Tirado: It’s difficult to know what that landscape will look like for the next few years. Industry analysts will need to track RevPAR for six to 12 months after the pandemic to determine the exact impact the virus will have on a long-term basis. 

However, people will begin traveling again at some point and business will resume. Once that happens, the economy should rebound. It is our belief though that occupancy will remain at a reduced level for some time, out of concern of the virus returning, and any improvement in RevPAR will be driven by an eventual uptick in average daily rates.

Bisnow: How do you believe this will impact hotel lending in the short term? 

Tirado: In the short term, many lenders have pulled back on funding hospitality altogether, but not all of them. Some lenders have viewed this as an opportunity to help hoteliers navigate through this hopefully short-lived cycle and are still lending. These lenders will face the challenge of putting necessary measures in place to protect not only themselves, but their clients. 

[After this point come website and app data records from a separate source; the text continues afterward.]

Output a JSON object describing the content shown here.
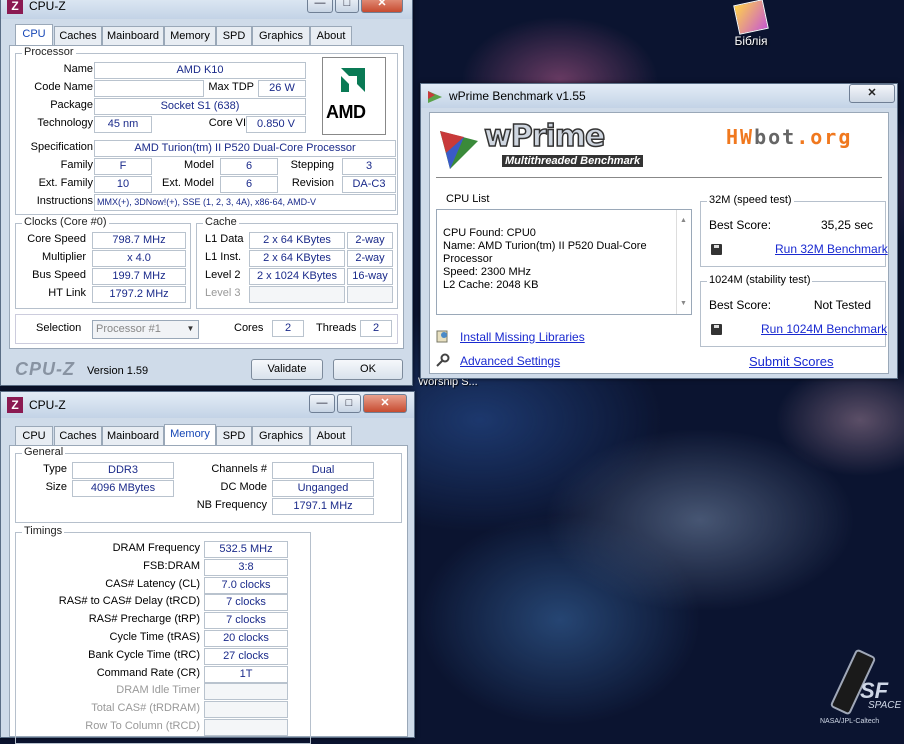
{
  "desktop": {
    "icon_label": "Біблія",
    "wallpaper_text": "Worship S...",
    "logo_text": "SF",
    "logo_sub": "SPACE",
    "credit": "NASA/JPL-Caltech"
  },
  "cpuz_top": {
    "title": "CPU-Z",
    "tabs": [
      "CPU",
      "Caches",
      "Mainboard",
      "Memory",
      "SPD",
      "Graphics",
      "About"
    ],
    "active_tab": "CPU",
    "processor": {
      "group_title": "Processor",
      "name_label": "Name",
      "name": "AMD K10",
      "codename_label": "Code Name",
      "codename": "",
      "maxtdp_label": "Max TDP",
      "maxtdp": "26 W",
      "package_label": "Package",
      "package": "Socket S1 (638)",
      "technology_label": "Technology",
      "technology": "45 nm",
      "corevid_label": "Core VID",
      "corevid": "0.850 V",
      "spec_label": "Specification",
      "spec": "AMD Turion(tm) II P520 Dual-Core Processor",
      "family_label": "Family",
      "family": "F",
      "model_label": "Model",
      "model": "6",
      "stepping_label": "Stepping",
      "stepping": "3",
      "extfamily_label": "Ext. Family",
      "extfamily": "10",
      "extmodel_label": "Ext. Model",
      "extmodel": "6",
      "revision_label": "Revision",
      "revision": "DA-C3",
      "instr_label": "Instructions",
      "instructions": "MMX(+), 3DNow!(+), SSE (1, 2, 3, 4A), x86-64, AMD-V",
      "logo": "AMD"
    },
    "clocks": {
      "group_title": "Clocks (Core #0)",
      "corespeed_label": "Core Speed",
      "corespeed": "798.7 MHz",
      "multiplier_label": "Multiplier",
      "multiplier": "x 4.0",
      "busspeed_label": "Bus Speed",
      "busspeed": "199.7 MHz",
      "htlink_label": "HT Link",
      "htlink": "1797.2 MHz"
    },
    "cache": {
      "group_title": "Cache",
      "l1d_label": "L1 Data",
      "l1d": "2 x 64 KBytes",
      "l1d_way": "2-way",
      "l1i_label": "L1 Inst.",
      "l1i": "2 x 64 KBytes",
      "l1i_way": "2-way",
      "l2_label": "Level 2",
      "l2": "2 x 1024 KBytes",
      "l2_way": "16-way",
      "l3_label": "Level 3"
    },
    "selection_label": "Selection",
    "selection": "Processor #1",
    "cores_label": "Cores",
    "cores": "2",
    "threads_label": "Threads",
    "threads": "2",
    "brand": "CPU-Z",
    "version": "Version 1.59",
    "validate": "Validate",
    "ok": "OK"
  },
  "cpuz_bottom": {
    "title": "CPU-Z",
    "tabs": [
      "CPU",
      "Caches",
      "Mainboard",
      "Memory",
      "SPD",
      "Graphics",
      "About"
    ],
    "active_tab": "Memory",
    "general": {
      "group_title": "General",
      "type_label": "Type",
      "type": "DDR3",
      "size_label": "Size",
      "size": "4096 MBytes",
      "channels_label": "Channels #",
      "channels": "Dual",
      "dcmode_label": "DC Mode",
      "dcmode": "Unganged",
      "nbfreq_label": "NB Frequency",
      "nbfreq": "1797.1 MHz"
    },
    "timings": {
      "group_title": "Timings",
      "rows": [
        {
          "label": "DRAM Frequency",
          "value": "532.5 MHz"
        },
        {
          "label": "FSB:DRAM",
          "value": "3:8"
        },
        {
          "label": "CAS# Latency (CL)",
          "value": "7.0 clocks"
        },
        {
          "label": "RAS# to CAS# Delay (tRCD)",
          "value": "7 clocks"
        },
        {
          "label": "RAS# Precharge (tRP)",
          "value": "7 clocks"
        },
        {
          "label": "Cycle Time (tRAS)",
          "value": "20 clocks"
        },
        {
          "label": "Bank Cycle Time (tRC)",
          "value": "27 clocks"
        },
        {
          "label": "Command Rate (CR)",
          "value": "1T"
        },
        {
          "label": "DRAM Idle Timer",
          "value": ""
        },
        {
          "label": "Total CAS# (tRDRAM)",
          "value": ""
        },
        {
          "label": "Row To Column (tRCD)",
          "value": ""
        }
      ]
    }
  },
  "wprime": {
    "title": "wPrime Benchmark v1.55",
    "logo_title": "wPrime",
    "logo_sub": "Multithreaded Benchmark",
    "hwbot_hw": "HW",
    "hwbot_bot": "bot",
    "hwbot_org": ".org",
    "cpulist_title": "CPU List",
    "cpulist_text": "CPU Found: CPU0\nName:   AMD Turion(tm) II P520 Dual-Core Processor\nSpeed:  2300 MHz\nL2 Cache: 2048 KB",
    "t32_title": "32M (speed test)",
    "t32_best_label": "Best Score:",
    "t32_best": "35,25 sec",
    "t32_run": "Run 32M Benchmark",
    "t1024_title": "1024M (stability test)",
    "t1024_best_label": "Best Score:",
    "t1024_best": "Not Tested",
    "t1024_run": "Run 1024M Benchmark",
    "install": "Install Missing Libraries",
    "advanced": "Advanced Settings",
    "submit": "Submit Scores"
  }
}
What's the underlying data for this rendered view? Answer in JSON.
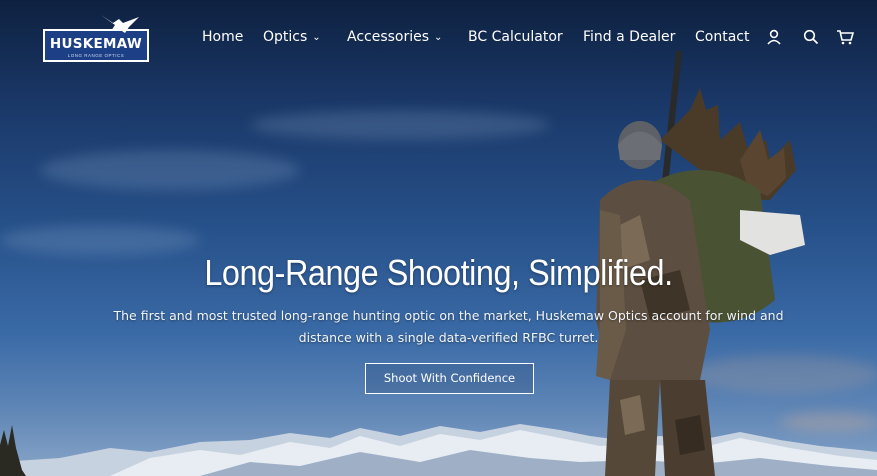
{
  "brand": {
    "name": "HUSKEMAW",
    "tagline": "LONG RANGE OPTICS",
    "color": "#1c3f85"
  },
  "nav": {
    "items": [
      {
        "label": "Home"
      },
      {
        "label": "Optics",
        "dropdown": true
      },
      {
        "label": "Accessories",
        "dropdown": true
      },
      {
        "label": "BC Calculator"
      },
      {
        "label": "Find a Dealer"
      },
      {
        "label": "Contact"
      }
    ],
    "caret": "⌄",
    "icons": [
      "account-icon",
      "search-icon",
      "cart-icon"
    ]
  },
  "hero": {
    "headline": "Long-Range Shooting, Simplified.",
    "subtext_line1": "The first and most trusted long-range hunting optic on the market, Huskemaw Optics account for wind and",
    "subtext_line2": "distance with a single data-verified RFBC turret.",
    "cta_label": "Shoot With Confidence"
  }
}
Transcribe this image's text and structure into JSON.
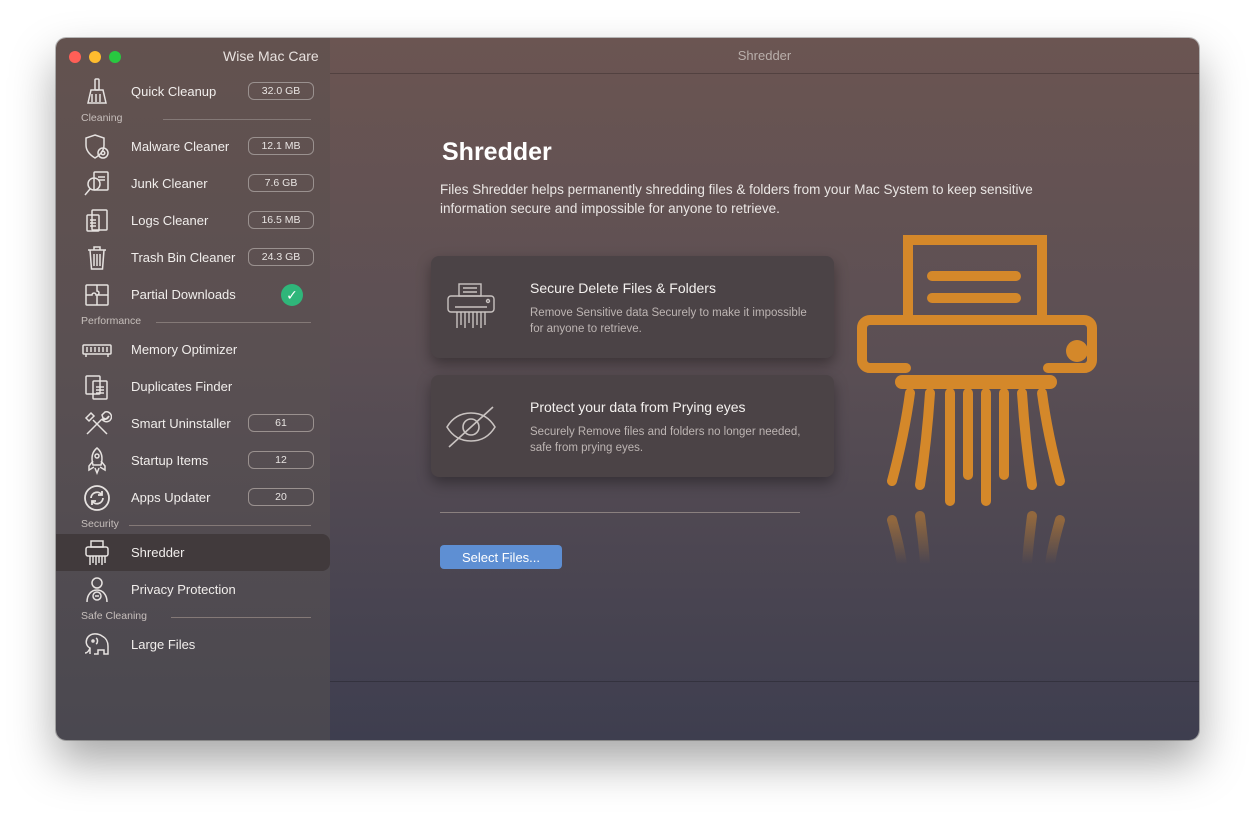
{
  "window": {
    "app_title": "Wise Mac Care",
    "title": "Shredder"
  },
  "sidebar": {
    "top_item": {
      "label": "Quick Cleanup",
      "badge": "32.0 GB",
      "icon": "broom-icon"
    },
    "sections": [
      {
        "label": "Cleaning",
        "items": [
          {
            "label": "Malware Cleaner",
            "badge": "12.1 MB",
            "icon": "shield-gear-icon"
          },
          {
            "label": "Junk Cleaner",
            "badge": "7.6 GB",
            "icon": "magnifier-doc-icon"
          },
          {
            "label": "Logs Cleaner",
            "badge": "16.5 MB",
            "icon": "log-doc-icon"
          },
          {
            "label": "Trash Bin Cleaner",
            "badge": "24.3 GB",
            "icon": "trash-icon"
          },
          {
            "label": "Partial Downloads",
            "icon": "puzzle-icon",
            "status": "check"
          }
        ]
      },
      {
        "label": "Performance",
        "items": [
          {
            "label": "Memory Optimizer",
            "icon": "memory-chip-icon"
          },
          {
            "label": "Duplicates Finder",
            "icon": "duplicate-docs-icon"
          },
          {
            "label": "Smart Uninstaller",
            "badge": "61",
            "icon": "wrench-screwdriver-icon"
          },
          {
            "label": "Startup Items",
            "badge": "12",
            "icon": "rocket-icon"
          },
          {
            "label": "Apps Updater",
            "badge": "20",
            "icon": "refresh-icon"
          }
        ]
      },
      {
        "label": "Security",
        "items": [
          {
            "label": "Shredder",
            "icon": "shredder-icon",
            "active": true
          },
          {
            "label": "Privacy Protection",
            "icon": "privacy-person-icon"
          }
        ]
      },
      {
        "label": "Safe Cleaning",
        "items": [
          {
            "label": "Large Files",
            "icon": "elephant-icon"
          }
        ]
      }
    ]
  },
  "main": {
    "heading": "Shredder",
    "description": "Files Shredder helps permanently shredding files & folders from your Mac System to keep sensitive information secure and impossible for anyone to retrieve.",
    "cards": [
      {
        "title": "Secure Delete Files & Folders",
        "description": "Remove Sensitive data Securely to make it impossible for anyone to retrieve.",
        "icon": "shredder-icon"
      },
      {
        "title": "Protect your data from Prying eyes",
        "description": "Securely Remove files and folders no longer needed, safe from prying eyes.",
        "icon": "eye-slash-icon"
      }
    ],
    "select_button": "Select Files...",
    "illustration": "shredder-illustration"
  },
  "colors": {
    "accent_orange": "#d4882a",
    "button_blue": "#5e8fd3",
    "check_green": "#2fb67a"
  }
}
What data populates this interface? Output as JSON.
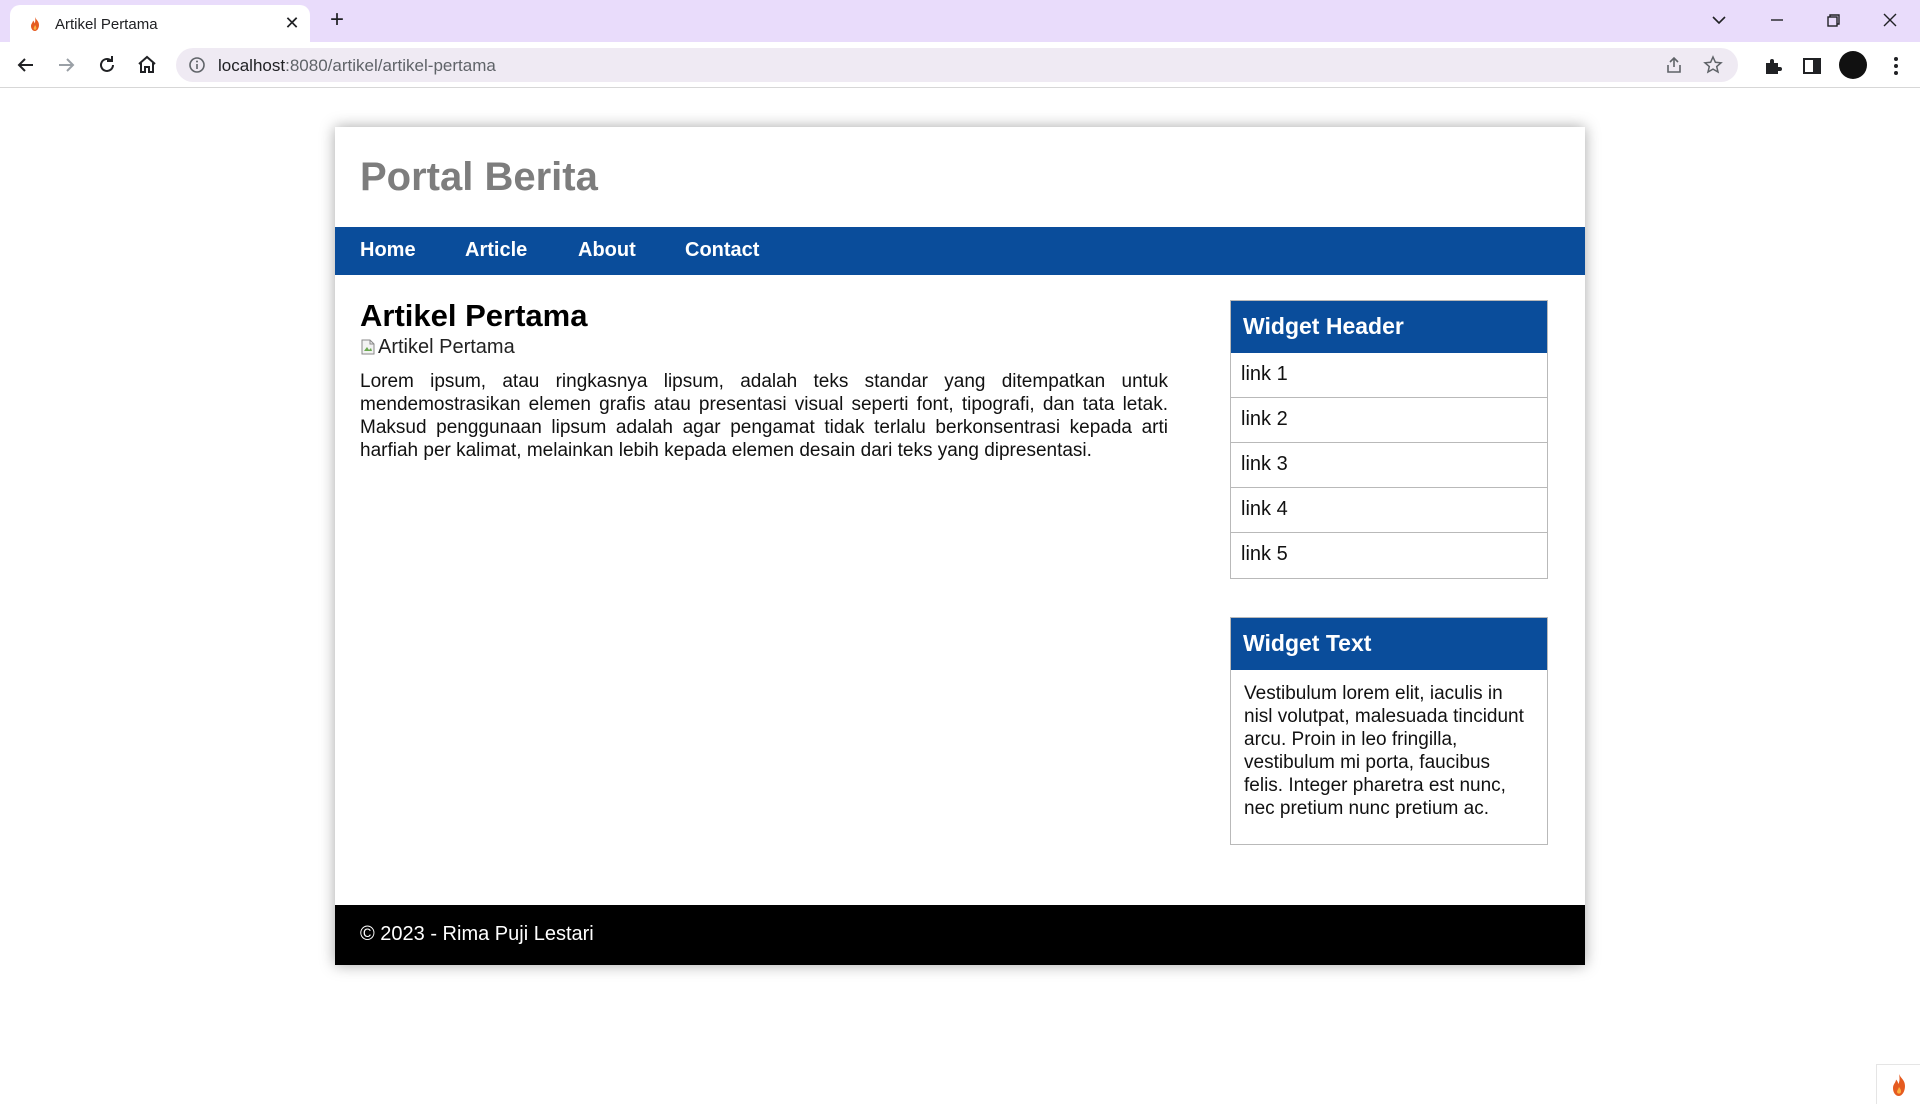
{
  "browser": {
    "tab_title": "Artikel Pertama",
    "url_host": "localhost",
    "url_rest": ":8080/artikel/artikel-pertama",
    "icons": [
      "flame-icon",
      "close-icon",
      "plus-icon",
      "chevron-down-icon",
      "minimize-icon",
      "restore-icon",
      "close-window-icon",
      "back-icon",
      "forward-icon",
      "reload-icon",
      "home-icon",
      "info-icon",
      "share-icon",
      "star-icon",
      "extensions-icon",
      "sidepanel-icon",
      "kebab-menu-icon"
    ]
  },
  "site": {
    "title": "Portal Berita",
    "brand_color": "#0a4d9b",
    "nav": [
      "Home",
      "Article",
      "About",
      "Contact"
    ]
  },
  "article": {
    "title": "Artikel Pertama",
    "image_alt": "Artikel Pertama",
    "body": "Lorem ipsum, atau ringkasnya lipsum, adalah teks standar yang ditempatkan untuk mendemostrasikan elemen grafis atau presentasi visual seperti font, tipografi, dan tata letak. Maksud penggunaan lipsum adalah agar pengamat tidak terlalu berkonsentrasi kepada arti harfiah per kalimat, melainkan lebih kepada elemen desain dari teks yang dipresentasi."
  },
  "sidebar": {
    "widget1": {
      "header": "Widget Header",
      "links": [
        "link 1",
        "link 2",
        "link 3",
        "link 4",
        "link 5"
      ]
    },
    "widget2": {
      "header": "Widget Text",
      "text": "Vestibulum lorem elit, iaculis in nisl volutpat, malesuada tincidunt arcu. Proin in leo fringilla, vestibulum mi porta, faucibus felis. Integer pharetra est nunc, nec pretium nunc pretium ac."
    }
  },
  "footer": {
    "text": "© 2023 - Rima Puji Lestari"
  }
}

One way lenders can help themselves and their clients would be to collect a one-year, upfront interest reserve. This would allow the owner time to get through the downturn and then, 12 months from now, be able to adequately cover their payments. The lender would need to fully believe in the owner’s business model, their operating experience and success in the industry, as well as their financial wherewithal.  

Bisnow: What about the long-term outlook? 

Tirado: Once business stabilizes, lenders will become more active, but on a more selective and conservative basis. For example, if a permanent lender was at a maximum loan-to-value ratio of 65%, that maximum might now look like 60%. 

Moving forward, lenders will want to see more equity in deals and review the strength and experience of the sponsor in more detail.  

Bisnow: What have your clients been asking for since the crisis has occurred? 

Tirado: Clients are concerned. Their occupancy is significantly down, so they have had no choice but to lay off employees and find other ways to cut costs wherever they can. If they have debt on their property, they have been asking about loan forbearance and how we can help them through this period.  

Other hoteliers are more optimistic and are already looking toward the recovery. Clients in that category are using the downtime as an opportunity to complete needed renovations and improvements while occupancies are low, in order to minimize guest disruption. This will allow them to come out on the other side with a more updated property and position them well for added revenue on the upcycle, when hoteliers will be competing more aggressively for bookings.

Bisnow: What relationship should a hotel try to cultivate with its lender in times like this? 

Tirado: Communication is key. Lenders are being inundated with requests, so hoteliers should be patient but understand that they will get a response. They should also be prepared to discuss any issues openly and honestly. The more informed lenders are, the more willing they will be to provide solutions in the short-term to help clients successfully navigate through these times.

Bisnow: What advice do you have for hoteliers who are concerned about the future? 

Tirado: Be resourceful and proactive. Cut expenses where you can now so that when this ends, you are better positioned to resume business as usual. Temporarily reduce your payroll expense and consider lowering your utility bills. For example, you might be able to reduce the frequency of your waste or garbage removal. With occupancy down, you can do this once a month instead of once a week.

Change your thought process around how you currently market your hotel. In the interim, it could be used in a different way. Consider talking with various government organizations like health departments, FEMA, the Red Cross or the CDC. These organizations could use hotel rooms for staff, people coming to assist the crisis or for non-critical patients or people that need to self-quarantine and do not have anywhere else to go. 

Don’t just focus on the short term. Things will get better. Now is the time to be innovative and come up with ideas to implement when things start to normalize.  

This feature was produced in collaboration between the Bisnow Branded Content Studio and Access Point Financial. Bisnow news staff was not involved in the production of this content.